CEOs who are employed at nonprofit hospitals in the U.S. receive higher salaries if they are more experienced with advanced technologies and if the hospital they are employed at has higher levels of patient satisfaction, according a study published in JAMA Internal Medicine.
The study included 1,877 CEOs from 2,681 private nonprofit institutions in the U.S. Researchers evaluated the following information:
• Publicly available Form 990 tax returns from GuideStar (2009)
• American Hospital Association’s annual survey
• Rural-urban commuting area codes
• Hospital Compare data—including the Hospital Consumer Assessment of Healthcare Providers and Systems survey
• Medicare cost reports
• Medicare impact file
CEOs who were more experienced with advanced technologies made $135,862 on a technology index, which combined various advanced technologies into one score—positron-emission tomography, magnetic resonance imaging and the capability of performing complex operation. In addition, hospitals with higher patient satisfaction scores compensated their CEOs about $51,706 more than hospitals with lower patient satisfaction scores.
The unadjusted mean compensation was reported at $595,781. CEOs in the lowest compensation decile had a median compensation of $117,933. The majority of this group oversaw small, non-teaching hospitals in rural areas. CEOs in the largest compensation decile had a median compensation of $1,662,548. The majority of these CEOs oversaw larger, urban hospitals—and more often were major teaching hospitals.
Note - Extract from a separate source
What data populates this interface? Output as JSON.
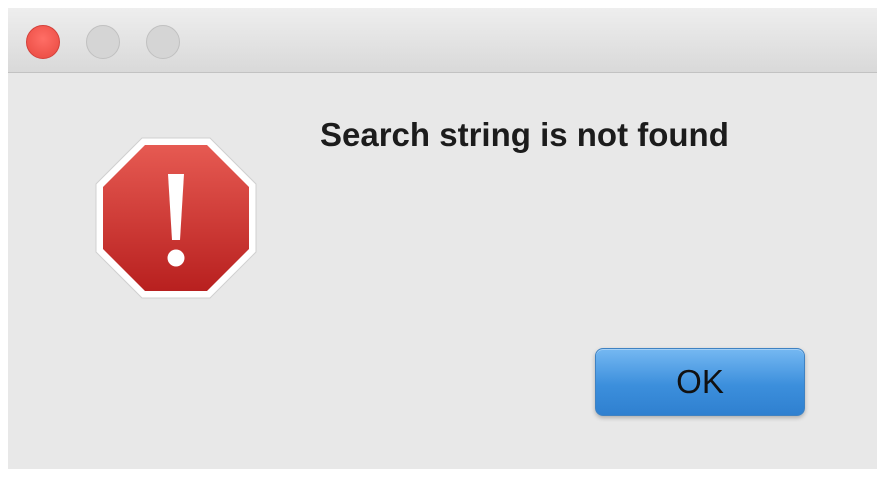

Researchers concluded that “executive compensation metrics are a powerful reflection of the priorities of an institution and likely have the ability to shape the focus of the CEO.”
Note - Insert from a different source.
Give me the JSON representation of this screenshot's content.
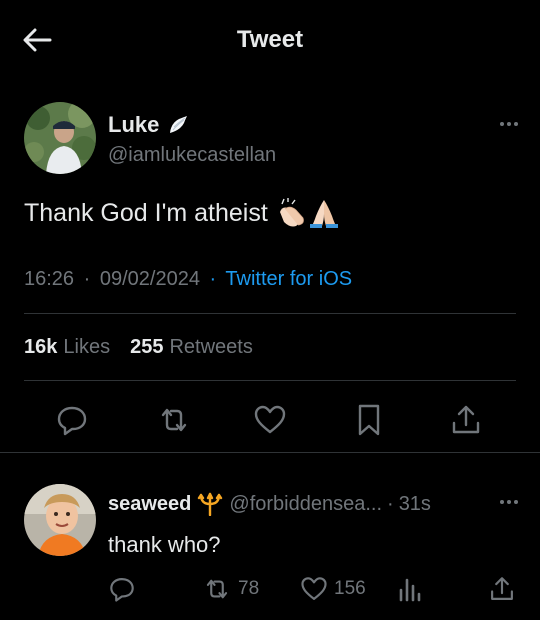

Quality of care delivered, patient outcomes and community benefits were factors that did not have an impact on CEO compensation in this study.